  54. 54.

    Silva HVO, Rodrigues RF, Soares LFG, Muchaluat Saade DC (2004) NCL 2.0: integrating new concepts to XML modular languages. In: Proceedings of the 2004 ACM symposium on document engineering. ACM, New York, pp 188–197

  55. 55.

    Soares LFG, Rodrigues RF (2005) Nested context model 3.0 Part 1—NCM core. Technical report, Pontifícia Universidade Católica do Rio de Janeiro

  56. 56.

    Tiellet CA, Pereira AG, Reategui EB, Lima JV, Chambel T (2010) Design and evaluation of a hypervideo environment to support veterinary surgery learning. In: 21st ACM conference on hypertext and hypermedia. ACM, pp 213–222

  57. 57.

    Vendrig J, Worring M (2003) Interactive adaptive movie annotation. IEEE Multimed 10:30–37

  58. 58.

    VideoClix.tv (2012) Clickable video. Interactive video advertising. Website http://www.videoclix.net/. Accessed 30 Jan 2012

  59. 59.

    YouTube (2009) Getting started: creating or editing annotations. Website http://www.google.com/support/youtube/bin/answer.py?hl=en&answer=92710. Accessed 30 Jan 2012

  60. 60.

    Zahn C, Barquero B, Schwan S (2004) Learning with hyperlinked videos—design criteria and efficient strategies for using audiovisual hypermedia. Learn Instr 14:275–291

  61. 61.

    Zoller P (2001) HMT: modeling interactive and adaptive hypermedia applications. In: Information modeling in the new millennium. Springer, New York, pp 383–405

Download references

Acknowledgements

This work has been partially funded by the French FUI (Fonds Unique Interministériel) CineCast project. It is supported by the Algerian Research Center on Scientific and Technical Information (CERIST).

Author information

Correspondence to Olivier Aubert.

Rights and permissions

Reprints and Permissions

About this article

Cite this article

Sadallah, M., Aubert, O. & Prié, Y. CHM: an annotation- and component-based hypervideo model for the Web. Multimed Tools Appl 70, 869–903 (2014). https://doi.org/10.1007/s11042-012-1177-y
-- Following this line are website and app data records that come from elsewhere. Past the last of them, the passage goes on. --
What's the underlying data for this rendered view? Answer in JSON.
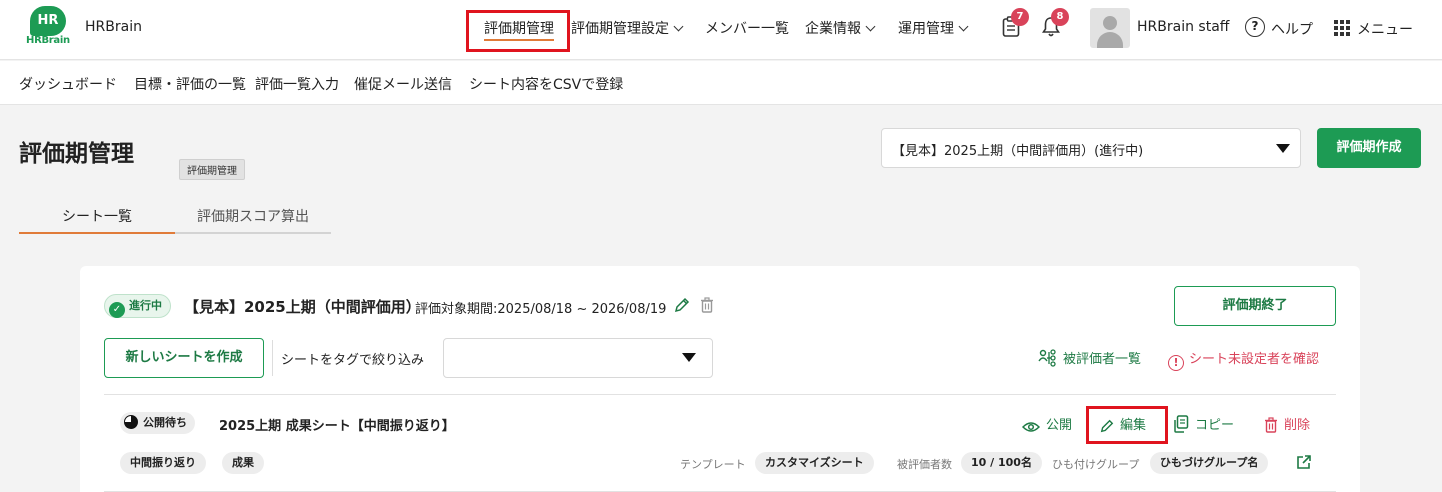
{
  "header": {
    "logo_mark": "HR",
    "logo_text": "HRBrain",
    "app_name": "HRBrain",
    "nav": [
      {
        "label": "評価期管理",
        "active": true
      },
      {
        "label": "評価期管理設定"
      },
      {
        "label": "メンバー一覧"
      },
      {
        "label": "企業情報"
      },
      {
        "label": "運用管理"
      }
    ],
    "notifications": {
      "tasks_count": "7",
      "bell_count": "8"
    },
    "user_name": "HRBrain staff",
    "help_label": "ヘルプ",
    "menu_label": "メニュー"
  },
  "subnav": [
    "ダッシュボード",
    "目標・評価の一覧",
    "評価一覧入力",
    "催促メール送信",
    "シート内容をCSVで登録"
  ],
  "page": {
    "title": "評価期管理",
    "tooltip": "評価期管理",
    "period_select_value": "【見本】2025上期（中間評価用）(進行中)",
    "create_button": "評価期作成",
    "tabs": [
      {
        "label": "シート一覧",
        "active": true
      },
      {
        "label": "評価期スコア算出"
      }
    ]
  },
  "period_card": {
    "status": "進行中",
    "title": "【見本】2025上期（中間評価用）",
    "range": "評価対象期間:2025/08/18 ~ 2026/08/19",
    "end_button": "評価期終了",
    "new_sheet_button": "新しいシートを作成",
    "filter_label": "シートをタグで絞り込み",
    "evaluatees_link": "被評価者一覧",
    "unassigned_link": "シート未設定者を確認"
  },
  "sheet": {
    "status": "公開待ち",
    "title": "2025上期 成果シート【中間振り返り】",
    "actions": {
      "publish": "公開",
      "edit": "編集",
      "copy": "コピー",
      "delete": "削除"
    },
    "tags": [
      "中間振り返り",
      "成果"
    ],
    "template_label": "テンプレート",
    "template_value": "カスタマイズシート",
    "evaluatee_count_label": "被評価者数",
    "evaluatee_count_value": "10 / 100名",
    "group_label": "ひも付けグループ",
    "group_value": "ひもづけグループ名"
  },
  "colors": {
    "brand": "#1d9b54",
    "accent_underline": "#e07b39",
    "danger": "#d9435a",
    "highlight": "#e0141e"
  }
}
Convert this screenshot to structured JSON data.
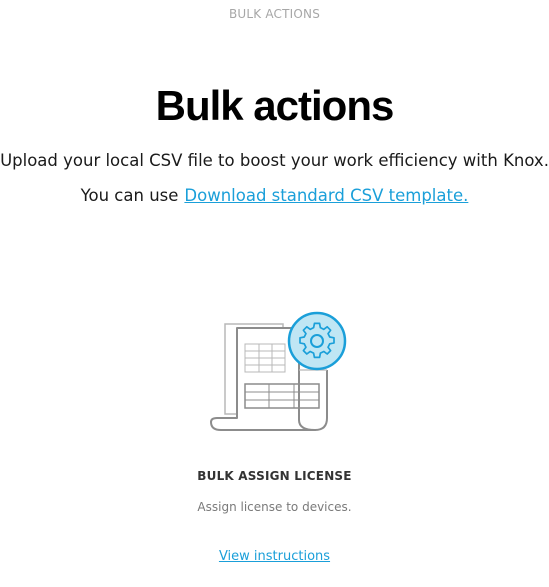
{
  "header": {
    "section_label": "BULK ACTIONS"
  },
  "main": {
    "title": "Bulk actions",
    "subtitle": "Upload your local CSV file to boost your work efficiency with Knox.",
    "template_prefix": "You can use",
    "template_link": "Download standard CSV template."
  },
  "card": {
    "icon": "csv-document-gear-icon",
    "title": "BULK ASSIGN LICENSE",
    "description": "Assign license to devices.",
    "link": "View instructions"
  },
  "colors": {
    "link": "#1a9fd9",
    "gear_fill": "#bfe6f4",
    "gear_stroke": "#1a9fd9"
  }
}
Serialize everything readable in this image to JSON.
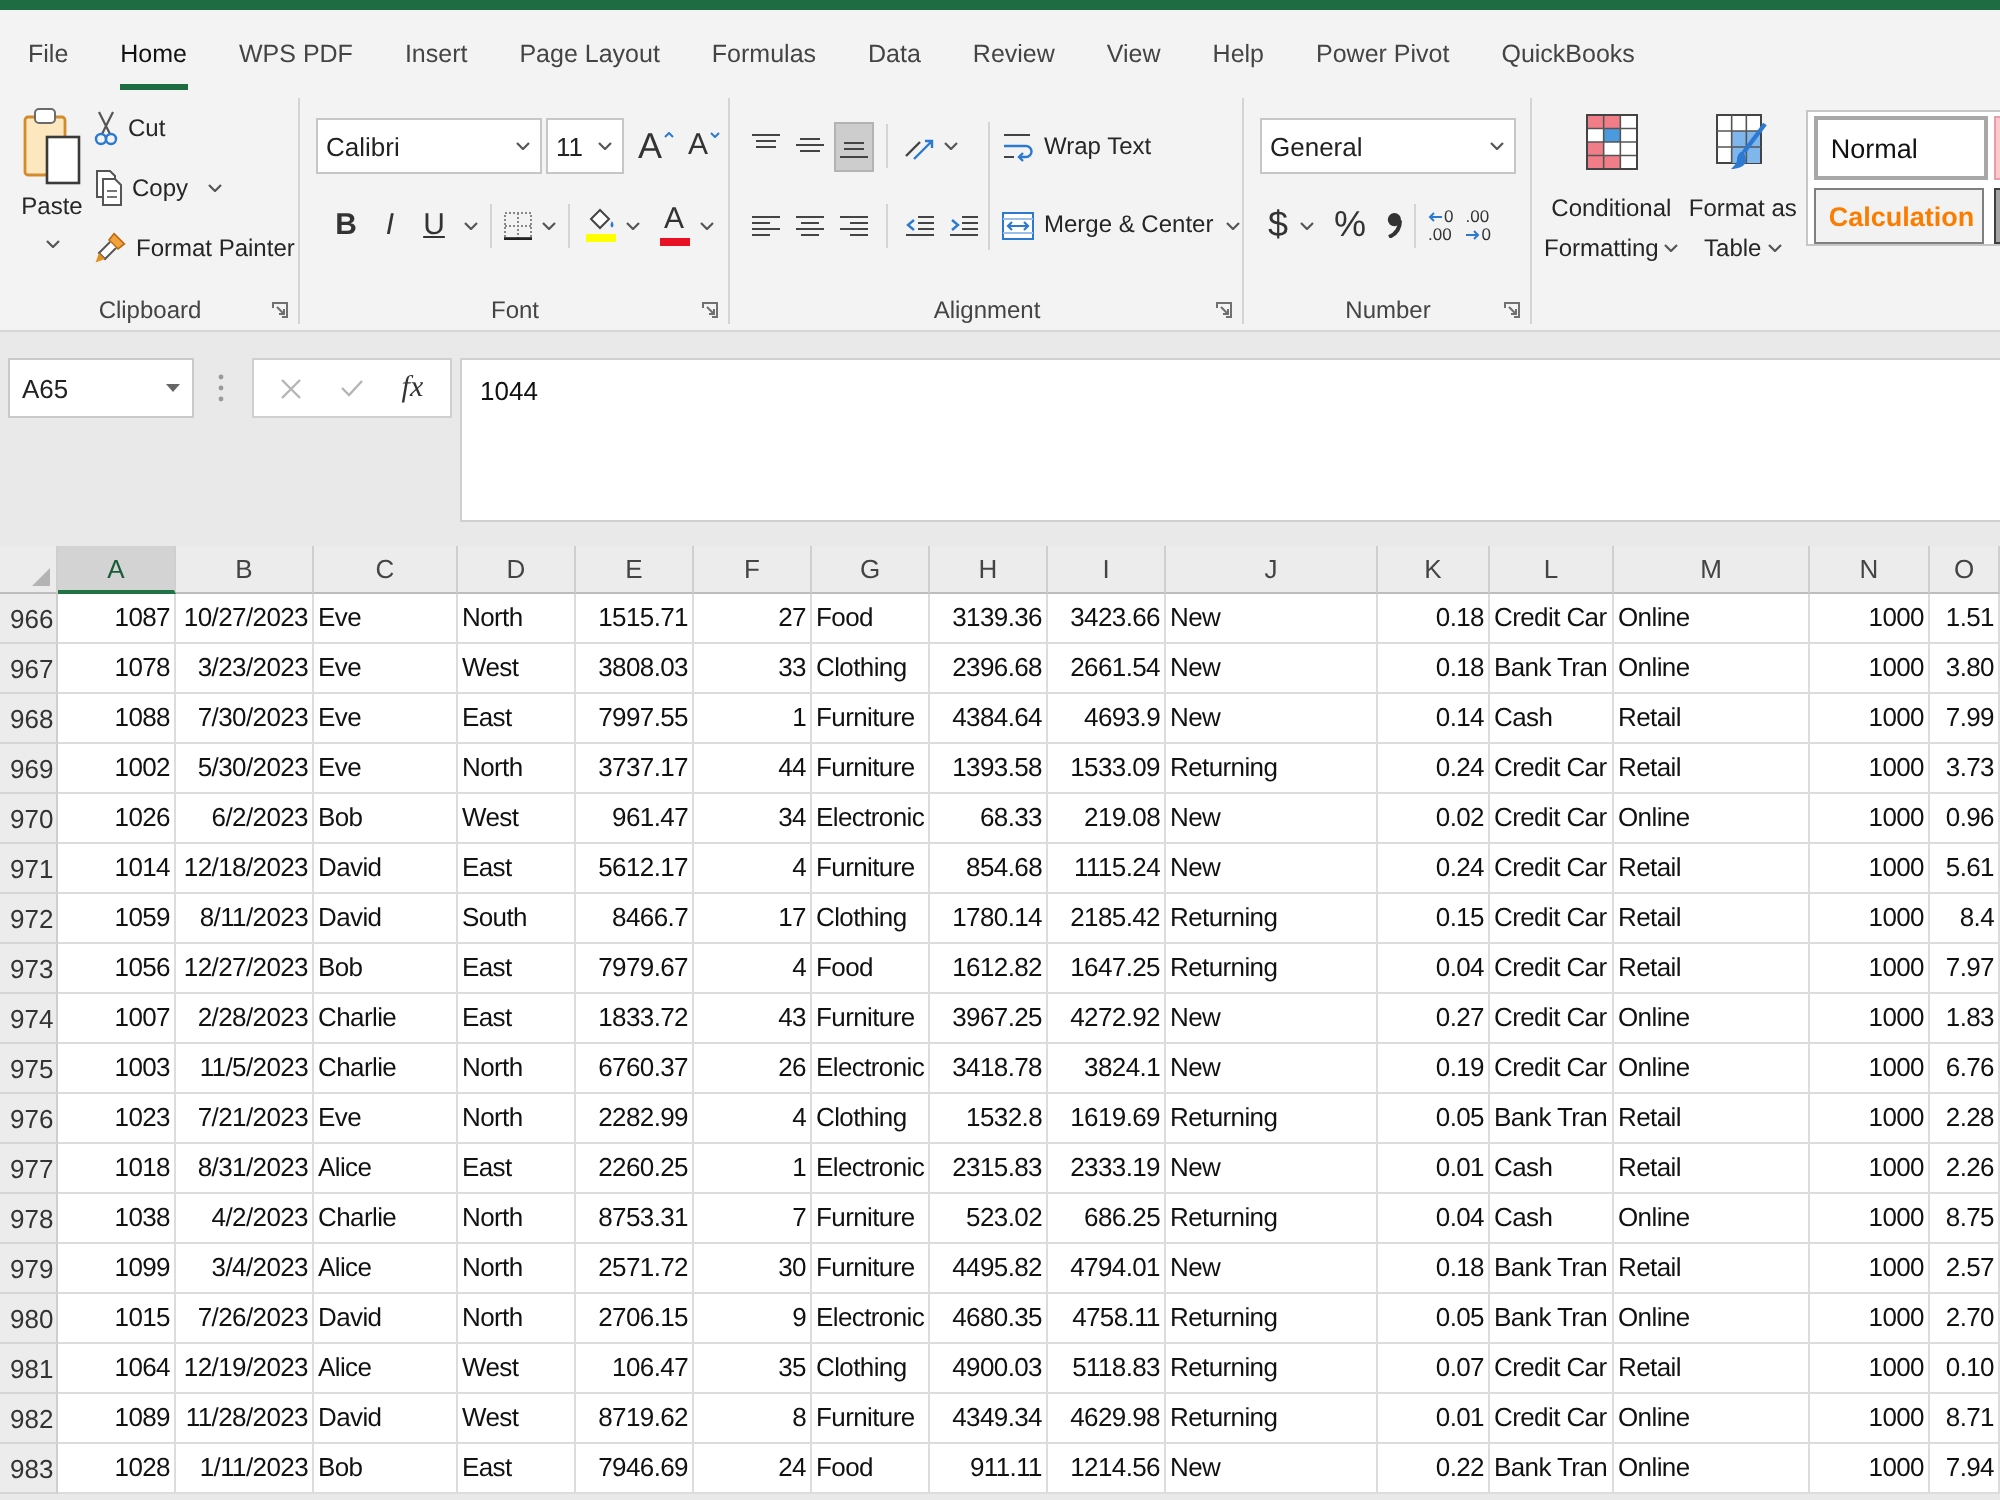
{
  "ribbon_tabs": [
    {
      "label": "File",
      "selected": false
    },
    {
      "label": "Home",
      "selected": true
    },
    {
      "label": "WPS PDF",
      "selected": false
    },
    {
      "label": "Insert",
      "selected": false
    },
    {
      "label": "Page Layout",
      "selected": false
    },
    {
      "label": "Formulas",
      "selected": false
    },
    {
      "label": "Data",
      "selected": false
    },
    {
      "label": "Review",
      "selected": false
    },
    {
      "label": "View",
      "selected": false
    },
    {
      "label": "Help",
      "selected": false
    },
    {
      "label": "Power Pivot",
      "selected": false
    },
    {
      "label": "QuickBooks",
      "selected": false
    }
  ],
  "ribbon": {
    "clipboard": {
      "label": "Clipboard",
      "paste": "Paste",
      "cut": "Cut",
      "copy": "Copy",
      "format_painter": "Format Painter"
    },
    "font": {
      "label": "Font",
      "font_name": "Calibri",
      "font_size": "11",
      "size_buttons": [
        {
          "kind": "grow",
          "glyph": "A"
        },
        {
          "kind": "shrink",
          "glyph": "A"
        }
      ],
      "style_buttons": [
        {
          "kind": "bold",
          "glyph": "B"
        },
        {
          "kind": "italic",
          "glyph": "I"
        },
        {
          "kind": "underline",
          "glyph": "U"
        }
      ],
      "color_buttons": [
        {
          "kind": "fill",
          "color": "#ffff00"
        },
        {
          "kind": "font",
          "glyph": "A",
          "color": "#e81123"
        }
      ]
    },
    "alignment": {
      "label": "Alignment",
      "top_buttons": [
        {
          "kind": "align-top",
          "on": false
        },
        {
          "kind": "align-middle",
          "on": false
        },
        {
          "kind": "align-bottom",
          "on": true
        },
        {
          "kind": "orientation",
          "on": false
        }
      ],
      "bottom_buttons": [
        {
          "kind": "align-left",
          "on": false
        },
        {
          "kind": "align-center",
          "on": false
        },
        {
          "kind": "align-right",
          "on": false
        },
        {
          "kind": "decrease-indent",
          "on": false
        },
        {
          "kind": "increase-indent",
          "on": false
        }
      ],
      "wrap_text": "Wrap Text",
      "merge_center": "Merge & Center"
    },
    "number": {
      "label": "Number",
      "format": "General",
      "symbol_buttons": [
        {
          "kind": "currency",
          "glyph": "$"
        },
        {
          "kind": "percent",
          "glyph": "%"
        }
      ],
      "decimal_buttons": [
        {
          "kind": "increase",
          "lines": [
            "0",
            ".00"
          ]
        },
        {
          "kind": "decrease",
          "lines": [
            ".00",
            "0"
          ]
        }
      ]
    },
    "styles": {
      "conditional_formatting": [
        "Conditional",
        "Formatting"
      ],
      "format_as_table": [
        "Format as",
        "Table"
      ],
      "cell_styles": [
        {
          "kind": "normal",
          "label": "Normal"
        },
        {
          "kind": "calculation",
          "label": "Calculation"
        }
      ]
    }
  },
  "formula_bar": {
    "name_box": "A65",
    "edit_buttons": [
      {
        "kind": "cancel",
        "disabled": true
      },
      {
        "kind": "enter",
        "disabled": true
      }
    ],
    "function_button": "fx",
    "formula": "1044"
  },
  "sheet": {
    "columns": [
      {
        "label": "A",
        "selected": true,
        "kind": "number"
      },
      {
        "label": "B",
        "selected": false,
        "kind": "date"
      },
      {
        "label": "C",
        "selected": false,
        "kind": "text"
      },
      {
        "label": "D",
        "selected": false,
        "kind": "text"
      },
      {
        "label": "E",
        "selected": false,
        "kind": "number"
      },
      {
        "label": "F",
        "selected": false,
        "kind": "number"
      },
      {
        "label": "G",
        "selected": false,
        "kind": "text"
      },
      {
        "label": "H",
        "selected": false,
        "kind": "number"
      },
      {
        "label": "I",
        "selected": false,
        "kind": "number"
      },
      {
        "label": "J",
        "selected": false,
        "kind": "text"
      },
      {
        "label": "K",
        "selected": false,
        "kind": "number"
      },
      {
        "label": "L",
        "selected": false,
        "kind": "text"
      },
      {
        "label": "M",
        "selected": false,
        "kind": "text"
      },
      {
        "label": "N",
        "selected": false,
        "kind": "number"
      },
      {
        "label": "O",
        "selected": false,
        "kind": "number"
      }
    ],
    "rows": [
      {
        "header": "966",
        "cells": [
          "1087",
          "10/27/2023",
          "Eve",
          "North",
          "1515.71",
          "27",
          "Food",
          "3139.36",
          "3423.66",
          "New",
          "0.18",
          "Credit Car",
          "Online",
          "1000",
          "1.51"
        ]
      },
      {
        "header": "967",
        "cells": [
          "1078",
          "3/23/2023",
          "Eve",
          "West",
          "3808.03",
          "33",
          "Clothing",
          "2396.68",
          "2661.54",
          "New",
          "0.18",
          "Bank Tran",
          "Online",
          "1000",
          "3.80"
        ]
      },
      {
        "header": "968",
        "cells": [
          "1088",
          "7/30/2023",
          "Eve",
          "East",
          "7997.55",
          "1",
          "Furniture",
          "4384.64",
          "4693.9",
          "New",
          "0.14",
          "Cash",
          "Retail",
          "1000",
          "7.99"
        ]
      },
      {
        "header": "969",
        "cells": [
          "1002",
          "5/30/2023",
          "Eve",
          "North",
          "3737.17",
          "44",
          "Furniture",
          "1393.58",
          "1533.09",
          "Returning",
          "0.24",
          "Credit Car",
          "Retail",
          "1000",
          "3.73"
        ]
      },
      {
        "header": "970",
        "cells": [
          "1026",
          "6/2/2023",
          "Bob",
          "West",
          "961.47",
          "34",
          "Electronic",
          "68.33",
          "219.08",
          "New",
          "0.02",
          "Credit Car",
          "Online",
          "1000",
          "0.96"
        ]
      },
      {
        "header": "971",
        "cells": [
          "1014",
          "12/18/2023",
          "David",
          "East",
          "5612.17",
          "4",
          "Furniture",
          "854.68",
          "1115.24",
          "New",
          "0.24",
          "Credit Car",
          "Retail",
          "1000",
          "5.61"
        ]
      },
      {
        "header": "972",
        "cells": [
          "1059",
          "8/11/2023",
          "David",
          "South",
          "8466.7",
          "17",
          "Clothing",
          "1780.14",
          "2185.42",
          "Returning",
          "0.15",
          "Credit Car",
          "Retail",
          "1000",
          "8.4"
        ]
      },
      {
        "header": "973",
        "cells": [
          "1056",
          "12/27/2023",
          "Bob",
          "East",
          "7979.67",
          "4",
          "Food",
          "1612.82",
          "1647.25",
          "Returning",
          "0.04",
          "Credit Car",
          "Retail",
          "1000",
          "7.97"
        ]
      },
      {
        "header": "974",
        "cells": [
          "1007",
          "2/28/2023",
          "Charlie",
          "East",
          "1833.72",
          "43",
          "Furniture",
          "3967.25",
          "4272.92",
          "New",
          "0.27",
          "Credit Car",
          "Online",
          "1000",
          "1.83"
        ]
      },
      {
        "header": "975",
        "cells": [
          "1003",
          "11/5/2023",
          "Charlie",
          "North",
          "6760.37",
          "26",
          "Electronic",
          "3418.78",
          "3824.1",
          "New",
          "0.19",
          "Credit Car",
          "Online",
          "1000",
          "6.76"
        ]
      },
      {
        "header": "976",
        "cells": [
          "1023",
          "7/21/2023",
          "Eve",
          "North",
          "2282.99",
          "4",
          "Clothing",
          "1532.8",
          "1619.69",
          "Returning",
          "0.05",
          "Bank Tran",
          "Retail",
          "1000",
          "2.28"
        ]
      },
      {
        "header": "977",
        "cells": [
          "1018",
          "8/31/2023",
          "Alice",
          "East",
          "2260.25",
          "1",
          "Electronic",
          "2315.83",
          "2333.19",
          "New",
          "0.01",
          "Cash",
          "Retail",
          "1000",
          "2.26"
        ]
      },
      {
        "header": "978",
        "cells": [
          "1038",
          "4/2/2023",
          "Charlie",
          "North",
          "8753.31",
          "7",
          "Furniture",
          "523.02",
          "686.25",
          "Returning",
          "0.04",
          "Cash",
          "Online",
          "1000",
          "8.75"
        ]
      },
      {
        "header": "979",
        "cells": [
          "1099",
          "3/4/2023",
          "Alice",
          "North",
          "2571.72",
          "30",
          "Furniture",
          "4495.82",
          "4794.01",
          "New",
          "0.18",
          "Bank Tran",
          "Retail",
          "1000",
          "2.57"
        ]
      },
      {
        "header": "980",
        "cells": [
          "1015",
          "7/26/2023",
          "David",
          "North",
          "2706.15",
          "9",
          "Electronic",
          "4680.35",
          "4758.11",
          "Returning",
          "0.05",
          "Bank Tran",
          "Online",
          "1000",
          "2.70"
        ]
      },
      {
        "header": "981",
        "cells": [
          "1064",
          "12/19/2023",
          "Alice",
          "West",
          "106.47",
          "35",
          "Clothing",
          "4900.03",
          "5118.83",
          "Returning",
          "0.07",
          "Credit Car",
          "Retail",
          "1000",
          "0.10"
        ]
      },
      {
        "header": "982",
        "cells": [
          "1089",
          "11/28/2023",
          "David",
          "West",
          "8719.62",
          "8",
          "Furniture",
          "4349.34",
          "4629.98",
          "Returning",
          "0.01",
          "Credit Car",
          "Online",
          "1000",
          "8.71"
        ]
      },
      {
        "header": "983",
        "cells": [
          "1028",
          "1/11/2023",
          "Bob",
          "East",
          "7946.69",
          "24",
          "Food",
          "911.11",
          "1214.56",
          "New",
          "0.22",
          "Bank Tran",
          "Online",
          "1000",
          "7.94"
        ]
      }
    ]
  }
}
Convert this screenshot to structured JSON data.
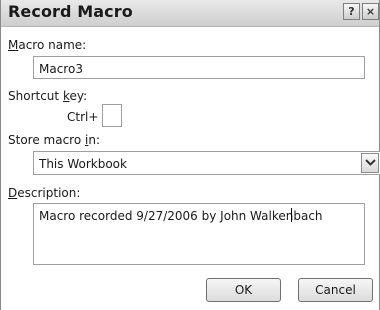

Download citation

Keywords

  • Annotation
  • Advene
  • CHM
  • Hypervideo
  • Component
  • Time and synchronization
  • WebCHM